Component data from apps and pages:
════════

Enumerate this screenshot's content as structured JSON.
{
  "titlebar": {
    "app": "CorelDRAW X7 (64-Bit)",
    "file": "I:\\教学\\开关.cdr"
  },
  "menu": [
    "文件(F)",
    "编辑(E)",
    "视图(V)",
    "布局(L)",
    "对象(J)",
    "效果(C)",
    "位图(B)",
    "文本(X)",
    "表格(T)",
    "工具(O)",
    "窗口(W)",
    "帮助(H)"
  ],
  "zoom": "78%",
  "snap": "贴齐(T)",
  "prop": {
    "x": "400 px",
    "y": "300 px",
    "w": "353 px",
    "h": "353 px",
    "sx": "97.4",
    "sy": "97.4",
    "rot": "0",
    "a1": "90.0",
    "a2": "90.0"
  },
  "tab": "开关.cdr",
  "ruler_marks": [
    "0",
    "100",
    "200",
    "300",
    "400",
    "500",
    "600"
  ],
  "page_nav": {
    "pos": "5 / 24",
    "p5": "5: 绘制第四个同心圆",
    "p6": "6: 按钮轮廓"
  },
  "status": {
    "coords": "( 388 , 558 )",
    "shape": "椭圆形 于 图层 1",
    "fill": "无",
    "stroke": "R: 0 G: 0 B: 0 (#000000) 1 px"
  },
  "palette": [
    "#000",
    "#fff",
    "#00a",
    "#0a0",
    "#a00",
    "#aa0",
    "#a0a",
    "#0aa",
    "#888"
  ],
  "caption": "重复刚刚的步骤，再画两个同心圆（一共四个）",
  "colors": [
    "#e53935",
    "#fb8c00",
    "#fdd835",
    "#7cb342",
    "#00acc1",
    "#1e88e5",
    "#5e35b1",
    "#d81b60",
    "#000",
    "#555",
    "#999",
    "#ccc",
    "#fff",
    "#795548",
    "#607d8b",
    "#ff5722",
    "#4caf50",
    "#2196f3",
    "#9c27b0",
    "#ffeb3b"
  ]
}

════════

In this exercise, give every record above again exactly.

Enumerate this screenshot's content as structured JSON.
{
  "titlebar": {
    "app": "CorelDRAW X7 (64-Bit)",
    "file": "I:\\教学\\开关.cdr"
  },
  "menu": [
    "文件(F)",
    "编辑(E)",
    "视图(V)",
    "布局(L)",
    "对象(J)",
    "效果(C)",
    "位图(B)",
    "文本(X)",
    "表格(T)",
    "工具(O)",
    "窗口(W)",
    "帮助(H)"
  ],
  "zoom": "78%",
  "snap": "贴齐(T)",
  "prop": {
    "x": "400 px",
    "y": "300 px",
    "w": "353 px",
    "h": "353 px",
    "sx": "97.4",
    "sy": "97.4",
    "rot": "0",
    "a1": "90.0",
    "a2": "90.0"
  },
  "tab": "开关.cdr",
  "ruler_marks": [
    "0",
    "100",
    "200",
    "300",
    "400",
    "500",
    "600"
  ],
  "page_nav": {
    "pos": "5 / 24",
    "p5": "5: 绘制第四个同心圆",
    "p6": "6: 按钮轮廓"
  },
  "status": {
    "coords": "( 388 , 558 )",
    "shape": "椭圆形 于 图层 1",
    "fill": "无",
    "stroke": "R: 0 G: 0 B: 0 (#000000) 1 px"
  },
  "palette": [
    "#000",
    "#fff",
    "#00a",
    "#0a0",
    "#a00",
    "#aa0",
    "#a0a",
    "#0aa",
    "#888"
  ],
  "caption": "重复刚刚的步骤，再画两个同心圆（一共四个）",
  "colors": [
    "#e53935",
    "#fb8c00",
    "#fdd835",
    "#7cb342",
    "#00acc1",
    "#1e88e5",
    "#5e35b1",
    "#d81b60",
    "#000",
    "#555",
    "#999",
    "#ccc",
    "#fff",
    "#795548",
    "#607d8b",
    "#ff5722",
    "#4caf50",
    "#2196f3",
    "#9c27b0",
    "#ffeb3b"
  ]
}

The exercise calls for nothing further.